◆ Task requirements
Lines below that hold the word "lifecycle" must be copied in full.

====

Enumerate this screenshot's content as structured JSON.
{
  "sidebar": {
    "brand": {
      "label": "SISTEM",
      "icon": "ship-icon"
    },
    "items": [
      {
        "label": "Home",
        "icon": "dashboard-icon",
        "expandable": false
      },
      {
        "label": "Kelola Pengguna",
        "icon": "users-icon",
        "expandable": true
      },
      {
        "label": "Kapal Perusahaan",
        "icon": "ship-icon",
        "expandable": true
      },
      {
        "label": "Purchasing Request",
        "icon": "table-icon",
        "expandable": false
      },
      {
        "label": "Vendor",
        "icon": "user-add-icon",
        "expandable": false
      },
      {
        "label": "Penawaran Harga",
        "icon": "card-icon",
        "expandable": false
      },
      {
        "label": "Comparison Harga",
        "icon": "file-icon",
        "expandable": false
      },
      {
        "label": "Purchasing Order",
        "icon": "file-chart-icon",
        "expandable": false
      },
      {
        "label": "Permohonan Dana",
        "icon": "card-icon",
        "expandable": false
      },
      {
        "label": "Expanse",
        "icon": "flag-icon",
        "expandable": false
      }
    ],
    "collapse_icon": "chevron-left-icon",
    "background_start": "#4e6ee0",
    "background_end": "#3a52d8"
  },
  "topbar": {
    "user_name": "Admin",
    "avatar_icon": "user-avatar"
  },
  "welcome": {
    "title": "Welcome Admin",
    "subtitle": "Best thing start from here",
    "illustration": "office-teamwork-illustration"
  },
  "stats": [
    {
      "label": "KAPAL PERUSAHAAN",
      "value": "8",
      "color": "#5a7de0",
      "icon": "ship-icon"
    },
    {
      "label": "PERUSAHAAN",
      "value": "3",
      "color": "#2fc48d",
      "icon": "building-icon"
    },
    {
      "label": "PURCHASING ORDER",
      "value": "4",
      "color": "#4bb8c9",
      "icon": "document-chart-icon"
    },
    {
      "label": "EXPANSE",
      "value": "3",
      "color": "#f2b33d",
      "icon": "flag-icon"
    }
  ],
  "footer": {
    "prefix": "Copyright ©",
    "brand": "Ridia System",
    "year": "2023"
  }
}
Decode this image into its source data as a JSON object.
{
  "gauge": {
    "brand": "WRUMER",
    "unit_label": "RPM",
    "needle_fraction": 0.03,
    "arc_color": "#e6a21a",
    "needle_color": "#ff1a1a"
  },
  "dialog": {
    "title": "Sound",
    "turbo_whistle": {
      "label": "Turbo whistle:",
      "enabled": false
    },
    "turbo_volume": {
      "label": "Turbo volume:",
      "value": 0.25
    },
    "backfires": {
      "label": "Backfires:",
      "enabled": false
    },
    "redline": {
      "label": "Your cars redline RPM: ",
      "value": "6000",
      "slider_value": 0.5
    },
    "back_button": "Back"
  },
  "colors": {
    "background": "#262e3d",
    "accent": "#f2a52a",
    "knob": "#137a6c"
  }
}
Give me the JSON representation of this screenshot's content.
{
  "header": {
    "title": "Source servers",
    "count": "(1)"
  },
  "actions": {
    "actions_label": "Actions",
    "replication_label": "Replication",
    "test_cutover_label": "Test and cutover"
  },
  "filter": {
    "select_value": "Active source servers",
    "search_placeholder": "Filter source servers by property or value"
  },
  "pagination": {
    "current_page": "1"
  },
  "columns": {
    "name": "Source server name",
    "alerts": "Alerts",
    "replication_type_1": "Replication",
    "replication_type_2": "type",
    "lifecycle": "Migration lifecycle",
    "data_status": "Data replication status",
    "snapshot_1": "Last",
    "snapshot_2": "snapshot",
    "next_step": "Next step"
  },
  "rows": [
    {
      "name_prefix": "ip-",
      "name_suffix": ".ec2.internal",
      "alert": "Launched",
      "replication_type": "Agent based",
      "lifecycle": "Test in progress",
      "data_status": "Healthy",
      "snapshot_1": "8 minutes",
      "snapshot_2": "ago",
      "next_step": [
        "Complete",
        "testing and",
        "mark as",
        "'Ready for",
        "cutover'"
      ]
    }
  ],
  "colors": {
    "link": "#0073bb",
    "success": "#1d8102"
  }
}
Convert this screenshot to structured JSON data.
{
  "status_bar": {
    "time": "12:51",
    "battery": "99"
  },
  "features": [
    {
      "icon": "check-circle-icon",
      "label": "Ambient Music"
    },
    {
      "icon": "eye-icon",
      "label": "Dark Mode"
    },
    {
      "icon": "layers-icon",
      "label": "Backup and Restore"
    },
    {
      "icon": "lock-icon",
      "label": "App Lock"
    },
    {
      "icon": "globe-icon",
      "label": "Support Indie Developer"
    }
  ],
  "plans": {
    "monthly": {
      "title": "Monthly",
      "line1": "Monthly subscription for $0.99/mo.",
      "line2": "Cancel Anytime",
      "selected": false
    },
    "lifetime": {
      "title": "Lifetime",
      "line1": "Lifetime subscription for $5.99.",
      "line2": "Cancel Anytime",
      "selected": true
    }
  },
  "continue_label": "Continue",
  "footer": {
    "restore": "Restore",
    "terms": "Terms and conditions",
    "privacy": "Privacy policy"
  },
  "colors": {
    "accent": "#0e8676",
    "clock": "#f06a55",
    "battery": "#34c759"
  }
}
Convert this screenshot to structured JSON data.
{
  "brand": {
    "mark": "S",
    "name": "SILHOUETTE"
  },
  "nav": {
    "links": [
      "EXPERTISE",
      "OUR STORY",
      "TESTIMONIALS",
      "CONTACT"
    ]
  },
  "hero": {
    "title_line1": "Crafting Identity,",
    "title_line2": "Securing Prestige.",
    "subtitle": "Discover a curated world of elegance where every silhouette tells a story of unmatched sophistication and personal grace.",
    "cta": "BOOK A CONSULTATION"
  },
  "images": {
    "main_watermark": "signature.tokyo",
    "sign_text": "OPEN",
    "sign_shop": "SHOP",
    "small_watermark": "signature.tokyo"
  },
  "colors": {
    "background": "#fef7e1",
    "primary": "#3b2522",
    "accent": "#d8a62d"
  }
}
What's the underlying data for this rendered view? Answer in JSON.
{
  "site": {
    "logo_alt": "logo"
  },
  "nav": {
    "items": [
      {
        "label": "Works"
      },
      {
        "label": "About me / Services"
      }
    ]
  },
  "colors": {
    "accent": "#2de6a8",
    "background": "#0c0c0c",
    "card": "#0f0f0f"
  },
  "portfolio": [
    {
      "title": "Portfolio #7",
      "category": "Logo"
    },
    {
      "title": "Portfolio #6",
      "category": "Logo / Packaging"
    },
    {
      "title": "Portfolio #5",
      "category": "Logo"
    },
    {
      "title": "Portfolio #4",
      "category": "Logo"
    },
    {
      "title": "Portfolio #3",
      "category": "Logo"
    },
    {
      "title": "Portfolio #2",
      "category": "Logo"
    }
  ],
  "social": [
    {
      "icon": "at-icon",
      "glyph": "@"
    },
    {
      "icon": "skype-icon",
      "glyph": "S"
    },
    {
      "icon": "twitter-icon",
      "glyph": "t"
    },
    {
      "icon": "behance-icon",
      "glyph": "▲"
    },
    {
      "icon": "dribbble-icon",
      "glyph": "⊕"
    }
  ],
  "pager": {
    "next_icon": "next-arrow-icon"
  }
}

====

◆ Written answer
    "lifecycle": "Migration lifecycle",
      "lifecycle": "Test in progress",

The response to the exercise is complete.